The villain in the last game was, like, your dad’s friend or whatever? And before that it was a Russian guy? And there was another Russian guy? And an older guy? And Fidel Castro? And another other Russian guy?

Call of Duty villains suck.

Until now.

Not only does Kevin Spacey bring an undeniable gravitas to Irons, Irons is an inherently interesting villain.

Spacey Vader

Spacey Vader

Jonathan Irons is a villain who is legitimately relatable. He wants to get stuff done, to make a better world, and he sees the government as standing in the way of progress, going so far as to deem the very concept of the nation outdated.

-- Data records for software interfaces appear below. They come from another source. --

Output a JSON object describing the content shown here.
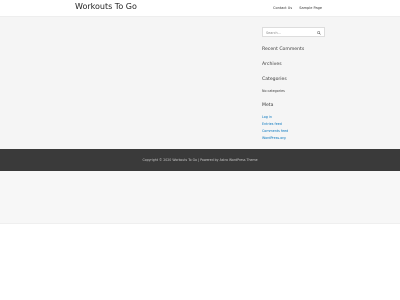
{
  "header": {
    "site_title": "Workouts To Go",
    "nav": [
      "Contact Us",
      "Sample Page"
    ]
  },
  "sidebar": {
    "search_placeholder": "Search...",
    "recent_comments_title": "Recent Comments",
    "archives_title": "Archives",
    "categories_title": "Categories",
    "categories_text": "No categories",
    "meta_title": "Meta",
    "meta_links": [
      "Log in",
      "Entries feed",
      "Comments feed",
      "WordPress.org"
    ]
  },
  "footer": {
    "text": "Copyright © 2020 Workouts To Go | Powered by Astra WordPress Theme"
  },
  "colors": {
    "link": "#0274be",
    "footer_bg": "#3a3a3a",
    "content_bg": "#f5f5f5"
  }
}
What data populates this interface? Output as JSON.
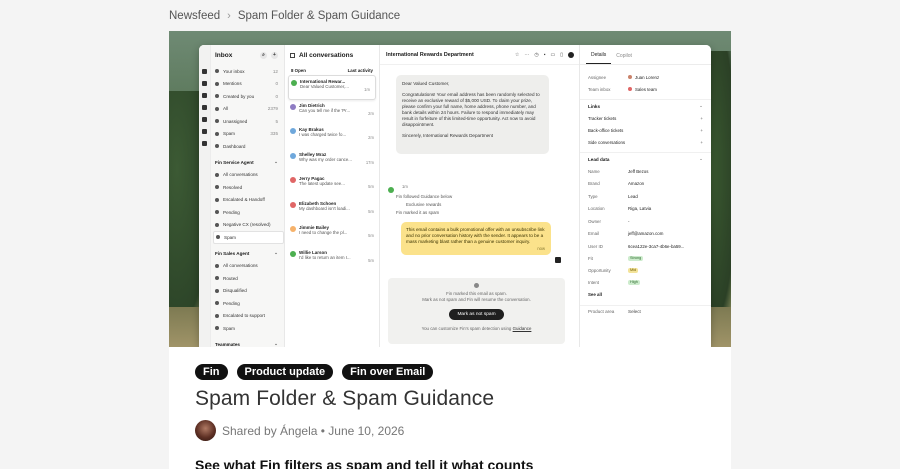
{
  "breadcrumb": {
    "parent": "Newsfeed",
    "separator": "›",
    "current": "Spam Folder & Spam Guidance"
  },
  "article": {
    "tags": [
      "Fin",
      "Product update",
      "Fin over Email"
    ],
    "title": "Spam Folder & Spam Guidance",
    "author_line": "Shared by Ángela • June 10, 2026",
    "subheading": "See what Fin filters as spam and tell it what counts"
  },
  "screenshot_ui": {
    "inbox": {
      "title": "Inbox",
      "items": [
        {
          "label": "Your inbox",
          "count": "12"
        },
        {
          "label": "Mentions",
          "count": "0"
        },
        {
          "label": "Created by you",
          "count": "0"
        },
        {
          "label": "All",
          "count": "2379"
        },
        {
          "label": "Unassigned",
          "count": "5"
        },
        {
          "label": "Spam",
          "count": "335"
        },
        {
          "label": "Dashboard",
          "count": ""
        }
      ],
      "fin_service_agent": {
        "title": "Fin Service Agent",
        "items": [
          "All conversations",
          "Resolved",
          "Escalated & Handoff",
          "Pending",
          "Negative CX (resolved)",
          "Spam"
        ]
      },
      "fin_sales_agent": {
        "title": "Fin Sales Agent",
        "items": [
          "All conversations",
          "Routed",
          "Disqualified",
          "Pending",
          "Escalated to support",
          "Spam"
        ]
      },
      "teammates": "Teammates"
    },
    "conversations": {
      "title": "All conversations",
      "open_label": "8 Open",
      "sort_label": "Last activity",
      "items": [
        {
          "name": "International Rewar...",
          "preview": "Dear Valued Customer,...",
          "time": "1m",
          "color": "#4caf50"
        },
        {
          "name": "Jim Dietrich",
          "preview": "Can you tell me if the 'Pr...",
          "time": "2m",
          "color": "#8e7cc3"
        },
        {
          "name": "Kay Brakus",
          "preview": "I was charged twice fo...",
          "time": "2m",
          "color": "#6fa8dc"
        },
        {
          "name": "Shelley Mraz",
          "preview": "Why was my order cance...",
          "time": "17m",
          "color": "#6fa8dc"
        },
        {
          "name": "Jerry Pagac",
          "preview": "The latest update see...",
          "time": "5m",
          "color": "#e06666"
        },
        {
          "name": "Elizabeth Schoen",
          "preview": "My dashboard isn't loadi...",
          "time": "5m",
          "color": "#e06666"
        },
        {
          "name": "Jimmie Bailey",
          "preview": "I need to change the pl...",
          "time": "5m",
          "color": "#f6b26b"
        },
        {
          "name": "Willie Larson",
          "preview": "I'd like to return an item I...",
          "time": "5m",
          "color": "#4caf50"
        }
      ]
    },
    "thread": {
      "title": "International Rewards Department",
      "message_paragraphs": [
        "Dear Valued Customer,",
        "Congratulations! Your email address has been randomly selected to receive an exclusive reward of $5,000 USD. To claim your prize, please confirm your full name, home address, phone number, and bank details within 24 hours. Failure to respond immediately may result in forfeiture of this limited-time opportunity. Act now to avoid disappointment.",
        "Sincerely, International Rewards Department"
      ],
      "message_time": "1m",
      "note_guidance": "Fin followed Guidance below",
      "note_guidance_sub": "Exclusive rewards",
      "note_marked": "Fin marked it as spam",
      "fin_explanation": "This email contains a bulk promotional offer with an unsubscribe link and no prior conversation history with the sender. It appears to be a mass marketing blast rather than a genuine customer inquiry.",
      "fin_time": "now",
      "spam_box": {
        "line1": "Fin marked this email as spam.",
        "line2": "Mark as not spam and Fin will resume the conversation.",
        "button": "Mark as not spam",
        "hint_prefix": "You can customize Fin's spam detection using",
        "hint_link": "Guidance"
      }
    },
    "details": {
      "tabs": [
        "Details",
        "Copilot"
      ],
      "assignee_label": "Assignee",
      "assignee": "Juan Lorenz",
      "team_label": "Team inbox",
      "team": "Sales team",
      "links_title": "Links",
      "links": [
        "Tracker tickets",
        "Back-office tickets",
        "Side conversations"
      ],
      "lead_title": "Lead data",
      "lead_rows": [
        {
          "k": "Name",
          "v": "Jeff Bezos"
        },
        {
          "k": "Brand",
          "v": "Amazon"
        },
        {
          "k": "Type",
          "v": "Lead"
        },
        {
          "k": "Location",
          "v": "Riga, Latvia"
        },
        {
          "k": "Owner",
          "v": "-"
        },
        {
          "k": "Email",
          "v": "jeff@amazon.com"
        },
        {
          "k": "User ID",
          "v": "6cea122e-3ca7-4b6e-ba59..."
        }
      ],
      "fit_label": "Fit",
      "fit": "Strong",
      "opportunity_label": "Opportunity",
      "opportunity": "Mid",
      "intent_label": "Intent",
      "intent": "High",
      "see_all": "See all",
      "product_area_label": "Product area",
      "product_area": "Select"
    }
  }
}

It’s telling that while the protagonists in Advaced Warfighter obviously oppose Irons’ villainous plot, no one ever provides a counterpoint to his underlying argument. At no point does Irons have a moment of grand realization in which he grows to understand that his premise was flawed and misguided. Because it isn’t.

Jonathan Irons is a man infuriated by bureaucratic gridlock, and in the midst of fiscal cliffs and government shutdowns who among us can’t relate to that? But Irons isn’t just an infuriated citizen, he’s an infuriated citizen who commands an expansive private military which he utilizes to live out a power trip fantasy many of us have probably had while reading one news story or another.

Jonathan Irons is a man disgusted by the likes of Frank Underwood.

I had a jolly old time shooting his minions to death.

I suspect every football game has some little flourish that makes it distinctive and exciting for ball fans. Maybe someone kicks a three-pointer or grand slams into the touchdown. Call of Duty is no different. Last year there was a dog. The year before that there were divergent endings. One of them had an airplane level. Another one had Russian roulette. One had Jack Bauer. And who could forget the one that leaned in to our collective cultural phobia of a second 9/11?

Call of Duty: Advanced Warfighter is still a football game, but Kevin Spacey is one hell of a quarterback.

Pony Tricks Comic Cast Episode 50, or, I Can Admit When I’m Wrong

Here I grapple with the hardship of having a Wednesday for a Monday.

This week: Amazing Spider-Man, Avengers vs X-Men: Axis, Detective Comics, Superman Unchained, Swamp Thing